* **Records for processing**
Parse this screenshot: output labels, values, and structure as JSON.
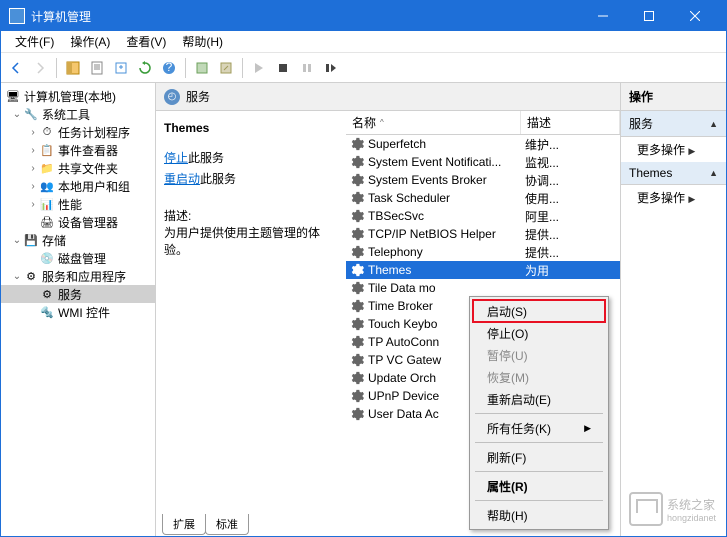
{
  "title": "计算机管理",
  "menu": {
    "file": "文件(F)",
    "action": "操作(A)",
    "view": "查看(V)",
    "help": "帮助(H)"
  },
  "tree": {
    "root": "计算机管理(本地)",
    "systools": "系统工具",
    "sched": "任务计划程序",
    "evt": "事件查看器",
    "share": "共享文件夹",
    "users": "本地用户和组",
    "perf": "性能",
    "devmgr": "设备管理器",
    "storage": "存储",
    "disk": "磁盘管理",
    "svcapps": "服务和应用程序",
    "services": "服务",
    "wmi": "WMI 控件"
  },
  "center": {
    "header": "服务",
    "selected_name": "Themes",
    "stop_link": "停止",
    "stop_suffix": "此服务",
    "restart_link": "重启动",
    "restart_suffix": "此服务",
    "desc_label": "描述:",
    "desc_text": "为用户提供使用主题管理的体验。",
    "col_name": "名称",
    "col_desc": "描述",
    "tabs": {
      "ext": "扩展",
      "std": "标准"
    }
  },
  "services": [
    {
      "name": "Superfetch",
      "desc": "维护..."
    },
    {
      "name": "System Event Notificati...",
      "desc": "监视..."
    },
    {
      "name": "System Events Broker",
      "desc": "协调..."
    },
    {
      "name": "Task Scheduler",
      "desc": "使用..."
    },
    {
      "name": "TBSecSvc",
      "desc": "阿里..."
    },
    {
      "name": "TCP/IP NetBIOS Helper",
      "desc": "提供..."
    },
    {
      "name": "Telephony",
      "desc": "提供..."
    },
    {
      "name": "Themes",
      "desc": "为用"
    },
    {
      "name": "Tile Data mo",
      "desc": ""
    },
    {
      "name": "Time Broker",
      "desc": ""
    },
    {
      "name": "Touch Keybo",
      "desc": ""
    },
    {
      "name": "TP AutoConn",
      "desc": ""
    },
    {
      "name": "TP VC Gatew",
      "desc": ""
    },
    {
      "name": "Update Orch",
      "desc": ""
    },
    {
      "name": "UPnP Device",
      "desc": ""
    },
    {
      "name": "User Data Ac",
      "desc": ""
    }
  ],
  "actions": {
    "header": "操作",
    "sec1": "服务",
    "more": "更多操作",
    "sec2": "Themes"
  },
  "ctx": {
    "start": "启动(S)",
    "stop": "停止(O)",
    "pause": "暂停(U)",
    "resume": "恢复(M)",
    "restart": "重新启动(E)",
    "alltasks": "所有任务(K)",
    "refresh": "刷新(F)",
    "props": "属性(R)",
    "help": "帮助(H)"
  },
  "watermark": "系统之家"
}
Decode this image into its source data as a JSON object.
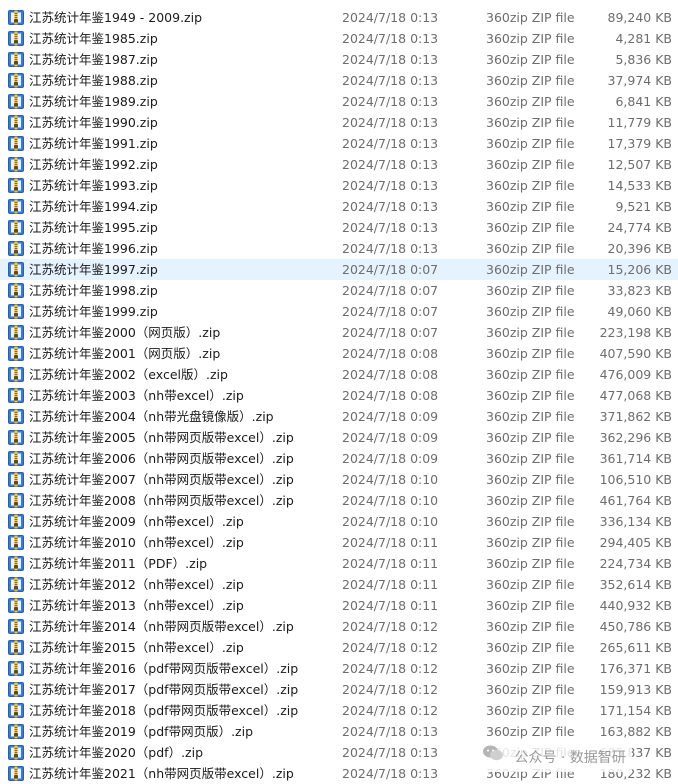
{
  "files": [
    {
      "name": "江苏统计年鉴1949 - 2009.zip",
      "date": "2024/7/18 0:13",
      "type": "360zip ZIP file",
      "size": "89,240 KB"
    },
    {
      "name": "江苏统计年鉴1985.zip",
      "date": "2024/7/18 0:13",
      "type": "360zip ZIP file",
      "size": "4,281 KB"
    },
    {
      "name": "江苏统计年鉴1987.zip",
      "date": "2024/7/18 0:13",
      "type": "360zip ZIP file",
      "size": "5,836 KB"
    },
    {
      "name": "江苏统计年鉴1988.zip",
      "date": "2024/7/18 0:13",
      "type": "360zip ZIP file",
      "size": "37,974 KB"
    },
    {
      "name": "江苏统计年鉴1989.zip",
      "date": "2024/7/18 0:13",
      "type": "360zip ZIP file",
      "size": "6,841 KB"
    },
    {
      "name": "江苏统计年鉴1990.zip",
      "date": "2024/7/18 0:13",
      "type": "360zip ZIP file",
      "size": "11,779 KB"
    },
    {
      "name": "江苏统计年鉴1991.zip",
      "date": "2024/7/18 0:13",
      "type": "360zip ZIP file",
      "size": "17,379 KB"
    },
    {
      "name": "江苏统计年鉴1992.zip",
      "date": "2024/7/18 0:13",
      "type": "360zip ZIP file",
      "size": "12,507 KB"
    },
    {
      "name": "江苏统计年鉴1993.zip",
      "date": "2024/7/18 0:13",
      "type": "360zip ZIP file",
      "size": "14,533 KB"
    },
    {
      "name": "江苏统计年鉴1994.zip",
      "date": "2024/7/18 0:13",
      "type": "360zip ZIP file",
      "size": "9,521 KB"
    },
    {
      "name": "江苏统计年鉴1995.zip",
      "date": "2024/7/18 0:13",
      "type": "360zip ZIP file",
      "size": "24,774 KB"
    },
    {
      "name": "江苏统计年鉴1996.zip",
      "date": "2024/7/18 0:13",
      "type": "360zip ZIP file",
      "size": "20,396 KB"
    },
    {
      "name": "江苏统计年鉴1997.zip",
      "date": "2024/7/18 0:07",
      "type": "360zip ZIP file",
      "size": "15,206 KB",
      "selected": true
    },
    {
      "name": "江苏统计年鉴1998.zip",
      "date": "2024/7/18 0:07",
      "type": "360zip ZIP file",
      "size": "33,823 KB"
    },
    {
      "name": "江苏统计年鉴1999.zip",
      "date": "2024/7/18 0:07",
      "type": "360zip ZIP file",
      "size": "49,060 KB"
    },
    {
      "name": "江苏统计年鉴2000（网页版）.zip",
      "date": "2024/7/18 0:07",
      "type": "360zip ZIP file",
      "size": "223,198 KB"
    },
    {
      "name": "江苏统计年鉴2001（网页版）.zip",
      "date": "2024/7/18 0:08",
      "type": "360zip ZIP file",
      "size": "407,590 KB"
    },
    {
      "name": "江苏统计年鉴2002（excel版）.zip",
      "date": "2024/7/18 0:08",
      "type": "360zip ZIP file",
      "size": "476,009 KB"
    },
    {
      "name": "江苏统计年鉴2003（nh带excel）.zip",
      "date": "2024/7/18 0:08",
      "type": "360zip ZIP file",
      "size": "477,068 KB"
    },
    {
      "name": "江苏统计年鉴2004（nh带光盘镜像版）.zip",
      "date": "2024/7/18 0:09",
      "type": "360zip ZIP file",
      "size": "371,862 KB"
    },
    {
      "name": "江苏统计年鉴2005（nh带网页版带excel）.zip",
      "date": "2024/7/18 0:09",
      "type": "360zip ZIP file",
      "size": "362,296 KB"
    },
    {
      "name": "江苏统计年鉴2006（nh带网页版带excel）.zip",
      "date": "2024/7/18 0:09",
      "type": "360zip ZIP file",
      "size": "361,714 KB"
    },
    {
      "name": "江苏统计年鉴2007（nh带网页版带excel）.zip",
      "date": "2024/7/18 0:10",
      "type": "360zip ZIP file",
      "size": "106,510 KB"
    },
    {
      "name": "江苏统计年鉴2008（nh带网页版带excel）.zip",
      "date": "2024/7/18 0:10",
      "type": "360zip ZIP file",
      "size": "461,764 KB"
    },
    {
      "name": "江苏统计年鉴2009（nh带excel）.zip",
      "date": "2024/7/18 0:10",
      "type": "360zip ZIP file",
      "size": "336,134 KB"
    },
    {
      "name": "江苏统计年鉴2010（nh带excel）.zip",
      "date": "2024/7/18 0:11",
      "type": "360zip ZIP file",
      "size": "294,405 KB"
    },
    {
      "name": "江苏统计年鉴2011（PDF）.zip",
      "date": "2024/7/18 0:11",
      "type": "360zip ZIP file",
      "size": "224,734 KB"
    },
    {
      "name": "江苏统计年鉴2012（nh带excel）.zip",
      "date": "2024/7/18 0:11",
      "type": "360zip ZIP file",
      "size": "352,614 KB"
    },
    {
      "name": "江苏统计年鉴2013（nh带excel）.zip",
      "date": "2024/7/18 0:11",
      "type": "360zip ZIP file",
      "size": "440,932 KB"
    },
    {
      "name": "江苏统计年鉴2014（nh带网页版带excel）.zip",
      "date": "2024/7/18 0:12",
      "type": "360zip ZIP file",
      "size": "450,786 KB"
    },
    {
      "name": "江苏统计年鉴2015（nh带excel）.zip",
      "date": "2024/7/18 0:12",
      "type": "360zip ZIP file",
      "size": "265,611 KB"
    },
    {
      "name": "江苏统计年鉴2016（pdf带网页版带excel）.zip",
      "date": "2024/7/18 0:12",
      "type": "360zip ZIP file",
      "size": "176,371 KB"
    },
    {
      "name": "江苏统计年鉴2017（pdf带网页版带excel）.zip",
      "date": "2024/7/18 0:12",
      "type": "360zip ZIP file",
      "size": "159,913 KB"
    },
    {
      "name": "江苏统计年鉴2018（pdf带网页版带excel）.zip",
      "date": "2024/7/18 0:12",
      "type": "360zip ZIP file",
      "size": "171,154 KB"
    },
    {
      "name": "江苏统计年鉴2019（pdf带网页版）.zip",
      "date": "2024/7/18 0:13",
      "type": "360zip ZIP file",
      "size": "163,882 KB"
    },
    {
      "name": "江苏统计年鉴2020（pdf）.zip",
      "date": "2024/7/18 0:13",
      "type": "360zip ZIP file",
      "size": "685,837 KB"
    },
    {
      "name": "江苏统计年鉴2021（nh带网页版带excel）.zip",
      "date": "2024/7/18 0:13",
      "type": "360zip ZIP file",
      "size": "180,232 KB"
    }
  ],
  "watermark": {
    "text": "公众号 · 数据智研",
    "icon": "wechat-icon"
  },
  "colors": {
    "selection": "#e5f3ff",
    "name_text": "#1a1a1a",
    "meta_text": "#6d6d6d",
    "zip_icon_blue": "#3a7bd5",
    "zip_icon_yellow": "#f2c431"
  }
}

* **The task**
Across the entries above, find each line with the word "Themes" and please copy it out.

* **Solved problem**
    "selected_name": "Themes",
      "name": "Themes",
    "sec2": "Themes"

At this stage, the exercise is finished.